● **Task details**: From the first line to the last, restate the records word for word, skipping the pictures.

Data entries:
********************
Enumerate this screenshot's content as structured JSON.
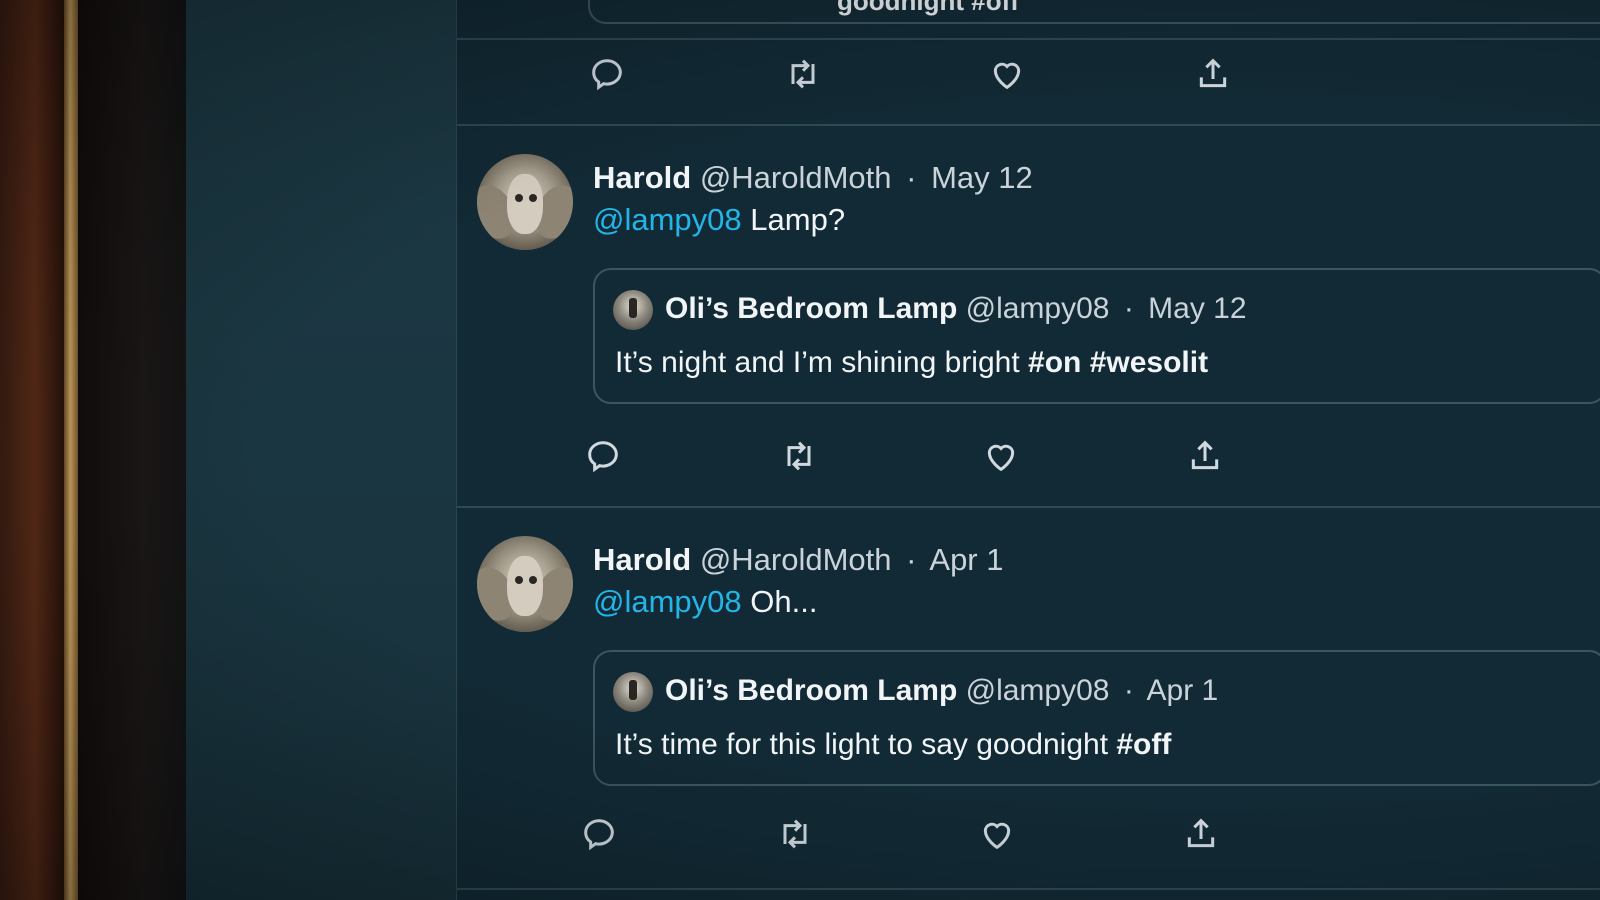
{
  "top_tweet": {
    "quote_text_fragment": "goodnight #off",
    "actions": [
      "reply-icon",
      "retweet-icon",
      "like-icon",
      "share-icon"
    ]
  },
  "tweets": [
    {
      "name": "Harold",
      "handle": "@HaroldMoth",
      "separator": "·",
      "date": "May 12",
      "mention": "@lampy08",
      "text": "Lamp?",
      "quote": {
        "name": "Oli’s Bedroom Lamp",
        "handle": "@lampy08",
        "separator": "·",
        "date": "May 12",
        "text": "It’s night and I’m shining bright #on #wesolit"
      }
    },
    {
      "name": "Harold",
      "handle": "@HaroldMoth",
      "separator": "·",
      "date": "Apr 1",
      "mention": "@lampy08",
      "text": "Oh...",
      "quote": {
        "name": "Oli’s Bedroom Lamp",
        "handle": "@lampy08",
        "separator": "·",
        "date": "Apr 1",
        "text": "It’s time for this light to say goodnight #off"
      }
    }
  ],
  "colors": {
    "background": "#122a35",
    "mention": "#23b5e8",
    "text": "#f2f5f7",
    "muted": "#c9d3d9"
  }
}
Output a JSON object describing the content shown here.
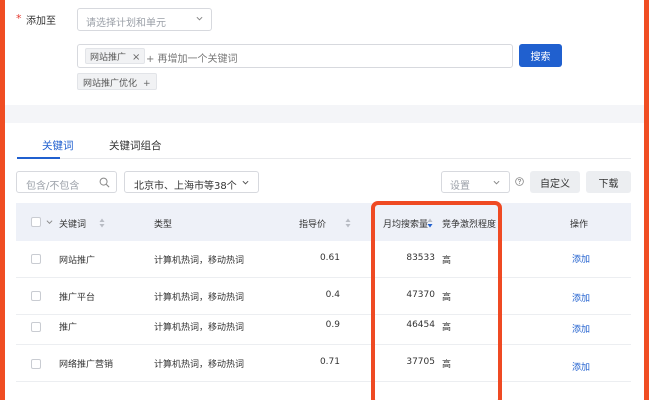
{
  "form": {
    "required_mark": "*",
    "add_to_label": "添加至",
    "plan_select_placeholder": "请选择计划和单元",
    "keyword_tag": "网站推广",
    "keyword_input_placeholder": "+ 再增加一个关键词",
    "search_button": "搜索",
    "suggestion_tag": "网站推广优化",
    "suggestion_plus": "+"
  },
  "tabs": [
    {
      "label": "关键词",
      "active": true
    },
    {
      "label": "关键词组合",
      "active": false
    }
  ],
  "toolbar": {
    "filter_placeholder": "包含/不包含",
    "region_value": "北京市、上海市等38个",
    "settings_placeholder": "设置",
    "custom_button": "自定义",
    "download_button": "下载"
  },
  "table": {
    "columns": {
      "keyword": "关键词",
      "type": "类型",
      "guide_price": "指导价",
      "monthly_search": "月均搜索量",
      "competition": "竞争激烈程度",
      "action": "操作"
    },
    "rows": [
      {
        "keyword": "网站推广",
        "type": "计算机热词，移动热词",
        "price": "0.61",
        "search": "83533",
        "competition": "高",
        "action": "添加"
      },
      {
        "keyword": "推广平台",
        "type": "计算机热词，移动热词",
        "price": "0.4",
        "search": "47370",
        "competition": "高",
        "action": "添加"
      },
      {
        "keyword": "推广",
        "type": "计算机热词，移动热词",
        "price": "0.9",
        "search": "46454",
        "competition": "高",
        "action": "添加"
      },
      {
        "keyword": "网络推广营销",
        "type": "计算机热词，移动热词",
        "price": "0.71",
        "search": "37705",
        "competition": "高",
        "action": "添加"
      }
    ]
  },
  "colors": {
    "accent": "#2060cf",
    "highlight": "#ef4a23",
    "header_bg": "#eef1f8"
  }
}
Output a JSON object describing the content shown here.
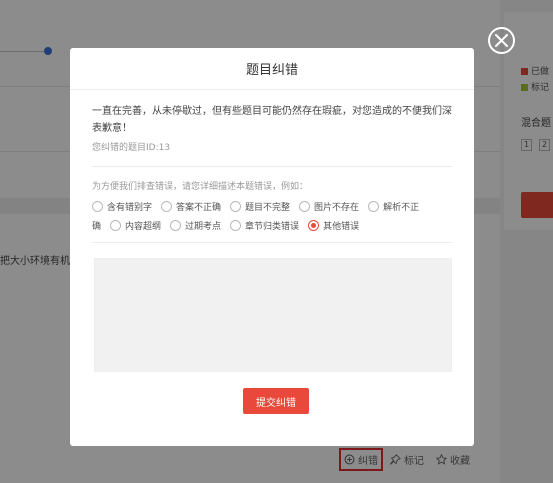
{
  "background": {
    "question_snippet": "把大小环境有机",
    "legend": [
      {
        "label": "已做",
        "color": "#e8493a"
      },
      {
        "label": "标记",
        "color": "#a6c43a"
      }
    ],
    "mixed_label": "混合题",
    "page_numbers": [
      "1",
      "2"
    ],
    "actions": {
      "correct_label": "纠错",
      "mark_label": "标记",
      "favorite_label": "收藏"
    }
  },
  "modal": {
    "title": "题目纠错",
    "intro": "一直在完善，从未停歇过，但有些题目可能仍然存在瑕疵，对您造成的不便我们深表歉意！",
    "question_id_text": "您纠错的题目ID:13",
    "hint": "为方便我们排查错误，请您详细描述本题错误，例如：",
    "options_row1": [
      "含有错别字",
      "答案不正确",
      "题目不完整",
      "图片不存在",
      "解析不正"
    ],
    "options_row2": [
      "确",
      "内容超纲",
      "过期考点",
      "章节归类错误",
      "其他错误"
    ],
    "selected_option": "其他错误",
    "textarea_placeholder": "",
    "submit_label": "提交纠错"
  },
  "colors": {
    "accent": "#e8493a",
    "highlight": "#e02c2c"
  }
}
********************
● **Response**:
Enumerate this screenshot's content as structured JSON.
{
  "top_tweet": {
    "quote_text_fragment": "goodnight #off",
    "actions": [
      "reply-icon",
      "retweet-icon",
      "like-icon",
      "share-icon"
    ]
  },
  "tweets": [
    {
      "name": "Harold",
      "handle": "@HaroldMoth",
      "separator": "·",
      "date": "May 12",
      "mention": "@lampy08",
      "text": "Lamp?",
      "quote": {
        "name": "Oli’s Bedroom Lamp",
        "handle": "@lampy08",
        "separator": "·",
        "date": "May 12",
        "text": "It’s night and I’m shining bright #on #wesolit"
      }
    },
    {
      "name": "Harold",
      "handle": "@HaroldMoth",
      "separator": "·",
      "date": "Apr 1",
      "mention": "@lampy08",
      "text": "Oh...",
      "quote": {
        "name": "Oli’s Bedroom Lamp",
        "handle": "@lampy08",
        "separator": "·",
        "date": "Apr 1",
        "text": "It’s time for this light to say goodnight #off"
      }
    }
  ],
  "colors": {
    "background": "#122a35",
    "mention": "#23b5e8",
    "text": "#f2f5f7",
    "muted": "#c9d3d9"
  }
}
Output a JSON object describing the content shown here.
{
  "form": {
    "required_mark": "*",
    "add_to_label": "添加至",
    "plan_select_placeholder": "请选择计划和单元",
    "keyword_tag": "网站推广",
    "keyword_input_placeholder": "+ 再增加一个关键词",
    "search_button": "搜索",
    "suggestion_tag": "网站推广优化",
    "suggestion_plus": "+"
  },
  "tabs": [
    {
      "label": "关键词",
      "active": true
    },
    {
      "label": "关键词组合",
      "active": false
    }
  ],
  "toolbar": {
    "filter_placeholder": "包含/不包含",
    "region_value": "北京市、上海市等38个",
    "settings_placeholder": "设置",
    "custom_button": "自定义",
    "download_button": "下载"
  },
  "table": {
    "columns": {
      "keyword": "关键词",
      "type": "类型",
      "guide_price": "指导价",
      "monthly_search": "月均搜索量",
      "competition": "竞争激烈程度",
      "action": "操作"
    },
    "rows": [
      {
        "keyword": "网站推广",
        "type": "计算机热词，移动热词",
        "price": "0.61",
        "search": "83533",
        "competition": "高",
        "action": "添加"
      },
      {
        "keyword": "推广平台",
        "type": "计算机热词，移动热词",
        "price": "0.4",
        "search": "47370",
        "competition": "高",
        "action": "添加"
      },
      {
        "keyword": "推广",
        "type": "计算机热词，移动热词",
        "price": "0.9",
        "search": "46454",
        "competition": "高",
        "action": "添加"
      },
      {
        "keyword": "网络推广营销",
        "type": "计算机热词，移动热词",
        "price": "0.71",
        "search": "37705",
        "competition": "高",
        "action": "添加"
      }
    ]
  },
  "colors": {
    "accent": "#2060cf",
    "highlight": "#ef4a23",
    "header_bg": "#eef1f8"
  }
}
Output a JSON object describing the content shown here.
{
  "background": {
    "question_snippet": "把大小环境有机",
    "legend": [
      {
        "label": "已做",
        "color": "#e8493a"
      },
      {
        "label": "标记",
        "color": "#a6c43a"
      }
    ],
    "mixed_label": "混合题",
    "page_numbers": [
      "1",
      "2"
    ],
    "actions": {
      "correct_label": "纠错",
      "mark_label": "标记",
      "favorite_label": "收藏"
    }
  },
  "modal": {
    "title": "题目纠错",
    "intro": "一直在完善，从未停歇过，但有些题目可能仍然存在瑕疵，对您造成的不便我们深表歉意！",
    "question_id_text": "您纠错的题目ID:13",
    "hint": "为方便我们排查错误，请您详细描述本题错误，例如：",
    "options_row1": [
      "含有错别字",
      "答案不正确",
      "题目不完整",
      "图片不存在",
      "解析不正"
    ],
    "options_row2": [
      "确",
      "内容超纲",
      "过期考点",
      "章节归类错误",
      "其他错误"
    ],
    "selected_option": "其他错误",
    "textarea_placeholder": "",
    "submit_label": "提交纠错"
  },
  "colors": {
    "accent": "#e8493a",
    "highlight": "#e02c2c"
  }
}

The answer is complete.